This film is written by Mahesh Bhatt, and though he usually uses material from his own romantic life to weave his stories, Hamari Adhuri Kahani goes back a generation to the story of his parents. This construct creates a conundrum. The film is set in modern times, but has a rather quaint, old-fashioned value system that addresses the idea of a woman’s relationship outside her marriage.
The story is of a flower arranger who is sent to see a very important client, the owner of a hundred hotels across the world, whom she impresses by her tastefully done floral setting. It could be the flowers, it could be Vasudha (Vidya Balan) herself, it could be the way their pheromones are secreted together, but the hotelier, Aarav (Emraan Hashmi), is clearly smitten. He offers her a job at his Dubai hotel, and, once she is there, woos her gently but persuasively.

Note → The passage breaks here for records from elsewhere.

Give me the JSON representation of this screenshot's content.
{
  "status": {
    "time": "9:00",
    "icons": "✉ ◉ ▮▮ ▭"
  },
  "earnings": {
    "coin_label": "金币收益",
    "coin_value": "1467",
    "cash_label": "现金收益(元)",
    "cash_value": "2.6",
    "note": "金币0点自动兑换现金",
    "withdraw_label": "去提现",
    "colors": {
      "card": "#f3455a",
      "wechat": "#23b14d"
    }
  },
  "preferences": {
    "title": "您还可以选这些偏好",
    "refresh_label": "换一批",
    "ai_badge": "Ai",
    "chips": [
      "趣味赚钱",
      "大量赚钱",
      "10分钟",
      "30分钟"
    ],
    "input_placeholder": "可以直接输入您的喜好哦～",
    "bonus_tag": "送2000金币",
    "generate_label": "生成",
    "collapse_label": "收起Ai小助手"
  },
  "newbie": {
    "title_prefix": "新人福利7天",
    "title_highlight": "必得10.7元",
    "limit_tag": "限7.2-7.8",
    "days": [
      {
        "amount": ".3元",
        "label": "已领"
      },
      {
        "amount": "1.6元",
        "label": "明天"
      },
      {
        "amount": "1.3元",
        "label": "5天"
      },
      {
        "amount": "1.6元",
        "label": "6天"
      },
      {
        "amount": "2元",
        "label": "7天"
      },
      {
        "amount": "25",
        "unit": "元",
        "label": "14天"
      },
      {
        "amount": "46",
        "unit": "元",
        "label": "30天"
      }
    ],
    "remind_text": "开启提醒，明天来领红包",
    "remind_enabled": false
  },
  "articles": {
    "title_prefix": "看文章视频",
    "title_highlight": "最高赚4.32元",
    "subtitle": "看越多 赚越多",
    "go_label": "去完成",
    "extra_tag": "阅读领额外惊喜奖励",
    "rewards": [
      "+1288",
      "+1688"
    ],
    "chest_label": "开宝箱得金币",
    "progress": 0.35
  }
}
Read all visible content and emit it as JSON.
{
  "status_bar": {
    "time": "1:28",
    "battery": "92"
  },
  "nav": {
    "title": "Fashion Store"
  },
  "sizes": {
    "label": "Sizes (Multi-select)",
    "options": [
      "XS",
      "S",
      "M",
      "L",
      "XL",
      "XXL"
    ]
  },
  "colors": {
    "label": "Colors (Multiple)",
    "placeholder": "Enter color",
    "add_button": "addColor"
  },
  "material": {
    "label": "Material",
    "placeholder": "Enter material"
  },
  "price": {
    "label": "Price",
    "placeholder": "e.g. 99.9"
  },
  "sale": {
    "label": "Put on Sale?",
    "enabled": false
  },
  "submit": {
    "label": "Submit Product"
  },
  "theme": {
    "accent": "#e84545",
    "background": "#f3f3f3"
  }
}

But Vasudha is already married to an alleged Naxalite in Bastar whom she hasn’t met in five years. She also has a son. The cops are keeping an eye on her, just in case her husband, Hari (Rajkummar Rao), sneaks back home to meet her. Aarav doesn’t know all this, but when he does find out, his reaction is to hug Vasudha close and promise to use all his resources to prove her husband innocent, just as she believes he is.
The point is to express a love that transcends the temporal, to tell a tale of two souls who want to be united in this world and who will sacrifice everything even for a mystical connection. The metaphor used for this idea, right through the film, is the flower— generally white in colour, perhaps connoting that other world.
The problem with Hamari Adhuri Kahani is that the notion of eternity is far too long for the short attention span of contemporary film viewers. Had the idea of eternal love been abbreviated to, say, three weeks, this movie might have worked.